_WHAT THE TASK ASKS_
Provide the data again in its entirety, exactly as given.

[AVAILABLE DATA Boundary: Start]

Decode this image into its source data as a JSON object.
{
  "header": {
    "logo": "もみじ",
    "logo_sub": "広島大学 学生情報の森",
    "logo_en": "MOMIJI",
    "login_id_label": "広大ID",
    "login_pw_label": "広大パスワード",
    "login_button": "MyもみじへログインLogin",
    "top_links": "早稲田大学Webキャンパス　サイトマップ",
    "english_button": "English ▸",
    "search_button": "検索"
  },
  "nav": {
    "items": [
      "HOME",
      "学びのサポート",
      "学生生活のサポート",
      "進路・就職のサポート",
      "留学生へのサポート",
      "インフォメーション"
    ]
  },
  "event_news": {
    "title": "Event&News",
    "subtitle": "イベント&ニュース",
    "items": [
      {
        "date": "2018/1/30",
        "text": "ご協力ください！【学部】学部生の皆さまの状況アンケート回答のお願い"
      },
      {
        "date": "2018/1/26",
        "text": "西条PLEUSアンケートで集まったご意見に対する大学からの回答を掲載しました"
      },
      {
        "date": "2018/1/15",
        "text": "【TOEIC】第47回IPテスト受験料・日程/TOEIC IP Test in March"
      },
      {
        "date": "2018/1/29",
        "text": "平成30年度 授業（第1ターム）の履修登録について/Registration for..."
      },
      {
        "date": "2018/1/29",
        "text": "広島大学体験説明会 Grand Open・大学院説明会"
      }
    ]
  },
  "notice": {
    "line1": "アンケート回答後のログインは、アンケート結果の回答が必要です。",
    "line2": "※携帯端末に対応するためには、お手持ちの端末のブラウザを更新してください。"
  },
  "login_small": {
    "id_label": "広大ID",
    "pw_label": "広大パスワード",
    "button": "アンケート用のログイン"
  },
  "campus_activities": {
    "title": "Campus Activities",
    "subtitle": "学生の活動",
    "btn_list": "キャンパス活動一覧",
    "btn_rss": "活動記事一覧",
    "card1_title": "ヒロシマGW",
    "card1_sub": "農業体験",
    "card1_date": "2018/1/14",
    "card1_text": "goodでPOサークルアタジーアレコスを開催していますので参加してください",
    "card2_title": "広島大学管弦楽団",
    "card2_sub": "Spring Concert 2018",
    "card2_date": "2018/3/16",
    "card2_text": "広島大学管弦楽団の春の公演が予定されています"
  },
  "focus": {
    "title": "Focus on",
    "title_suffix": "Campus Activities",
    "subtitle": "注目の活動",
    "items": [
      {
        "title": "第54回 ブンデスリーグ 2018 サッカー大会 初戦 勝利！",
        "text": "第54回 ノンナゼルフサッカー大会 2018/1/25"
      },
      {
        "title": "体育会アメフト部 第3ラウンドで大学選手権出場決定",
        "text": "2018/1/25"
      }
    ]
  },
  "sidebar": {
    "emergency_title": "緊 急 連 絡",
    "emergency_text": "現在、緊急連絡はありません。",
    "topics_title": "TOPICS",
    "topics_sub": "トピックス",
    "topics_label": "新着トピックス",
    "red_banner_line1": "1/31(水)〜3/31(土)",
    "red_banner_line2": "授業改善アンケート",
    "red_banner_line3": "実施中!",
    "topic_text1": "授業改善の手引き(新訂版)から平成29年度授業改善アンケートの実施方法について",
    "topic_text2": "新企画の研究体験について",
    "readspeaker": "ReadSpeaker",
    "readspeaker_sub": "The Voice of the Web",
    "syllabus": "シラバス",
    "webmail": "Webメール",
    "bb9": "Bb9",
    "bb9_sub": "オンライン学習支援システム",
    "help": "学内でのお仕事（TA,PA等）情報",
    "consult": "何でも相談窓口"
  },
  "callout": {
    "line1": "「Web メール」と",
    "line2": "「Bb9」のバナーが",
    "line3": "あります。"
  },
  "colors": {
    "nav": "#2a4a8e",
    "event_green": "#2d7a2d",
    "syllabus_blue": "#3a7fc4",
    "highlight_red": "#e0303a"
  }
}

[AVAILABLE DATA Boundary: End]

_RESULT BELOW_
Decode this image into its source data as a JSON object.
{
  "header": {
    "logo": "もみじ",
    "logo_sub": "広島大学 学生情報の森",
    "logo_en": "MOMIJI",
    "login_id_label": "広大ID",
    "login_pw_label": "広大パスワード",
    "login_button": "MyもみじへログインLogin",
    "top_links": "早稲田大学Webキャンパス　サイトマップ",
    "english_button": "English ▸",
    "search_button": "検索"
  },
  "nav": {
    "items": [
      "HOME",
      "学びのサポート",
      "学生生活のサポート",
      "進路・就職のサポート",
      "留学生へのサポート",
      "インフォメーション"
    ]
  },
  "event_news": {
    "title": "Event&News",
    "subtitle": "イベント&ニュース",
    "items": [
      {
        "date": "2018/1/30",
        "text": "ご協力ください！【学部】学部生の皆さまの状況アンケート回答のお願い"
      },
      {
        "date": "2018/1/26",
        "text": "西条PLEUSアンケートで集まったご意見に対する大学からの回答を掲載しました"
      },
      {
        "date": "2018/1/15",
        "text": "【TOEIC】第47回IPテスト受験料・日程/TOEIC IP Test in March"
      },
      {
        "date": "2018/1/29",
        "text": "平成30年度 授業（第1ターム）の履修登録について/Registration for..."
      },
      {
        "date": "2018/1/29",
        "text": "広島大学体験説明会 Grand Open・大学院説明会"
      }
    ]
  },
  "notice": {
    "line1": "アンケート回答後のログインは、アンケート結果の回答が必要です。",
    "line2": "※携帯端末に対応するためには、お手持ちの端末のブラウザを更新してください。"
  },
  "login_small": {
    "id_label": "広大ID",
    "pw_label": "広大パスワード",
    "button": "アンケート用のログイン"
  },
  "campus_activities": {
    "title": "Campus Activities",
    "subtitle": "学生の活動",
    "btn_list": "キャンパス活動一覧",
    "btn_rss": "活動記事一覧",
    "card1_title": "ヒロシマGW",
    "card1_sub": "農業体験",
    "card1_date": "2018/1/14",
    "card1_text": "goodでPOサークルアタジーアレコスを開催していますので参加してください",
    "card2_title": "広島大学管弦楽団",
    "card2_sub": "Spring Concert 2018",
    "card2_date": "2018/3/16",
    "card2_text": "広島大学管弦楽団の春の公演が予定されています"
  },
  "focus": {
    "title": "Focus on",
    "title_suffix": "Campus Activities",
    "subtitle": "注目の活動",
    "items": [
      {
        "title": "第54回 ブンデスリーグ 2018 サッカー大会 初戦 勝利！",
        "text": "第54回 ノンナゼルフサッカー大会 2018/1/25"
      },
      {
        "title": "体育会アメフト部 第3ラウンドで大学選手権出場決定",
        "text": "2018/1/25"
      }
    ]
  },
  "sidebar": {
    "emergency_title": "緊 急 連 絡",
    "emergency_text": "現在、緊急連絡はありません。",
    "topics_title": "TOPICS",
    "topics_sub": "トピックス",
    "topics_label": "新着トピックス",
    "red_banner_line1": "1/31(水)〜3/31(土)",
    "red_banner_line2": "授業改善アンケート",
    "red_banner_line3": "実施中!",
    "topic_text1": "授業改善の手引き(新訂版)から平成29年度授業改善アンケートの実施方法について",
    "topic_text2": "新企画の研究体験について",
    "readspeaker": "ReadSpeaker",
    "readspeaker_sub": "The Voice of the Web",
    "syllabus": "シラバス",
    "webmail": "Webメール",
    "bb9": "Bb9",
    "bb9_sub": "オンライン学習支援システム",
    "help": "学内でのお仕事（TA,PA等）情報",
    "consult": "何でも相談窓口"
  },
  "callout": {
    "line1": "「Web メール」と",
    "line2": "「Bb9」のバナーが",
    "line3": "あります。"
  },
  "colors": {
    "nav": "#2a4a8e",
    "event_green": "#2d7a2d",
    "syllabus_blue": "#3a7fc4",
    "highlight_red": "#e0303a"
  }
}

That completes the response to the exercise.